··· Extracted information

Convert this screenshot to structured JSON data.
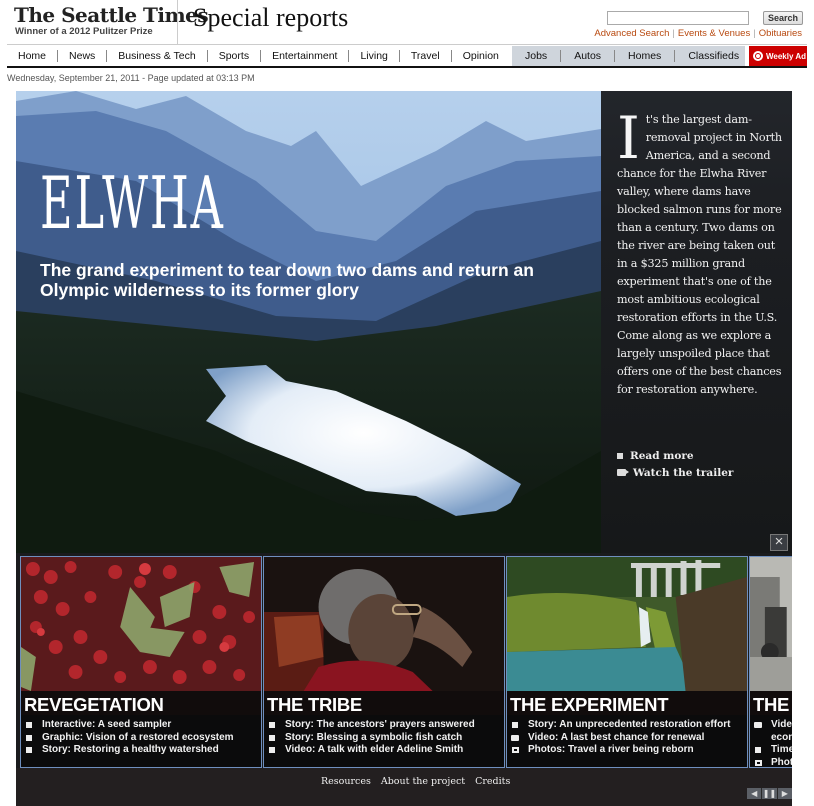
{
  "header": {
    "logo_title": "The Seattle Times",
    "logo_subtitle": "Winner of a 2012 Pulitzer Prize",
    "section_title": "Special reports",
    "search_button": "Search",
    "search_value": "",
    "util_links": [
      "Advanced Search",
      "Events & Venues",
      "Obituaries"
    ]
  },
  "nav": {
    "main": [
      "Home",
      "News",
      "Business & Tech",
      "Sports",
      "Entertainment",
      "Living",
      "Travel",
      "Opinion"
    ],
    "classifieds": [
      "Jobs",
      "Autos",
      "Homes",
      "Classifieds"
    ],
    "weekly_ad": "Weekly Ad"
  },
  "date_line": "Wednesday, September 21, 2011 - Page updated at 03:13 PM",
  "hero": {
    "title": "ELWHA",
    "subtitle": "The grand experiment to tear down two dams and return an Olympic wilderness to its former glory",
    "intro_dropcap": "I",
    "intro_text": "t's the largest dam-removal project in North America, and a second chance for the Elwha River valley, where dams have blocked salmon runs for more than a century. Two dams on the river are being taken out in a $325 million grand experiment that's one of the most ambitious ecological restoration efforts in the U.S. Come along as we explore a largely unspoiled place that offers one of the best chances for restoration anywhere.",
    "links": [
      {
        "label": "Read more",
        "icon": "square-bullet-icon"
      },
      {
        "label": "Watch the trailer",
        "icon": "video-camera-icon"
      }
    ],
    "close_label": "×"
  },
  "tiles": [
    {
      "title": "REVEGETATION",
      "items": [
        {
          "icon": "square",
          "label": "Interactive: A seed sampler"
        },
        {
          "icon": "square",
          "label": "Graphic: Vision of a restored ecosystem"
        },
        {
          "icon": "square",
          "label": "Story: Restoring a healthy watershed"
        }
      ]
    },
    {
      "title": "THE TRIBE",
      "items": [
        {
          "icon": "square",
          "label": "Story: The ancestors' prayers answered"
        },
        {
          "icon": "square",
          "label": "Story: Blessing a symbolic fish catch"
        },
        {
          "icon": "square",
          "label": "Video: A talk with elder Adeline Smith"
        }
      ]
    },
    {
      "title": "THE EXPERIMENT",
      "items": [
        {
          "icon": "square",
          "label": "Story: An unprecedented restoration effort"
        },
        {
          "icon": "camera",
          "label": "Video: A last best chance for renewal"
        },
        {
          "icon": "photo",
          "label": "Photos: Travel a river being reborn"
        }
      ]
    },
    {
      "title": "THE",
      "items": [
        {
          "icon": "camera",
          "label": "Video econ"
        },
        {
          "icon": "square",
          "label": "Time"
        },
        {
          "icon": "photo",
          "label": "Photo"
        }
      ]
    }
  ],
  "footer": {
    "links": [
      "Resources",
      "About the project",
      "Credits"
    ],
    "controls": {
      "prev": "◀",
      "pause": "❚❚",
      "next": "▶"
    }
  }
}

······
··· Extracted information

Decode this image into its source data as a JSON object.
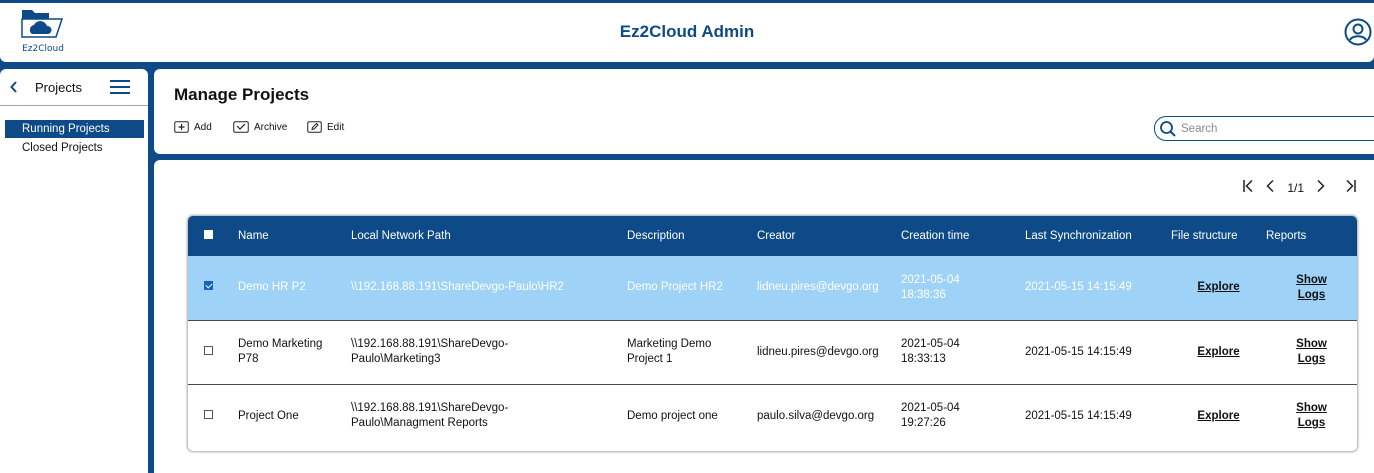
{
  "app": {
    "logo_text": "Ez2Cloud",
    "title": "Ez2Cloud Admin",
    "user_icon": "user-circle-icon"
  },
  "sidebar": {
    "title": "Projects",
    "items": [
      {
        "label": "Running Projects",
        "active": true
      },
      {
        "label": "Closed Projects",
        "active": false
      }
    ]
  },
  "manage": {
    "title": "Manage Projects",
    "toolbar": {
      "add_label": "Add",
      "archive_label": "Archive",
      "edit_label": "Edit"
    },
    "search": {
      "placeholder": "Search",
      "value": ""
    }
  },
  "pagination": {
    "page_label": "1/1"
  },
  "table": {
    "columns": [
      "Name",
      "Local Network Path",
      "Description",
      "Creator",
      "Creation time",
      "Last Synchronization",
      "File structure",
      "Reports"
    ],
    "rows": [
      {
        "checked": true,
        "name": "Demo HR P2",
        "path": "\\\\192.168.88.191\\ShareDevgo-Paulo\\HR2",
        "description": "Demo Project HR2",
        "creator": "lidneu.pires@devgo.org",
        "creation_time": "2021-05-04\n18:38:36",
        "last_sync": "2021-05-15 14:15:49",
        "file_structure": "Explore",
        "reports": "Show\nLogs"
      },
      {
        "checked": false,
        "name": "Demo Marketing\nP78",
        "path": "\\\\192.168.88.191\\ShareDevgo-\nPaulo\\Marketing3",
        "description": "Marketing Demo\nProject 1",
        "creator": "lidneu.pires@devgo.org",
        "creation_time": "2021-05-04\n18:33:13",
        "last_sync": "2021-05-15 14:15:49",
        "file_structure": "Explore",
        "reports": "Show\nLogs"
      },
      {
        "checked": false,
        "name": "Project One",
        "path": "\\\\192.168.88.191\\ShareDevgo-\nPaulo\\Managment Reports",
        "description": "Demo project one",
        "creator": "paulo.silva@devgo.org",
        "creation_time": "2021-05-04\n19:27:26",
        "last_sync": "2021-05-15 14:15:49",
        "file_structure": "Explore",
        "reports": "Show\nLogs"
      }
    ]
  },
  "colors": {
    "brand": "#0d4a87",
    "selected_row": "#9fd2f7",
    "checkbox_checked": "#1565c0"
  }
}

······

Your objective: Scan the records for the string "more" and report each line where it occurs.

Your solution:
    "intro_text": "t's the largest dam-removal project in North America, and a second chance for the Elwha River valley, where dams have blocked salmon runs for more than a century. Two dams on the river are being taken out in a $325 million grand experiment that's one of the most ambitious ecological restoration efforts in the U.S. Come along as we explore a largely unspoiled place that offers one of the best chances for restoration anywhere.",
        "label": "Read more",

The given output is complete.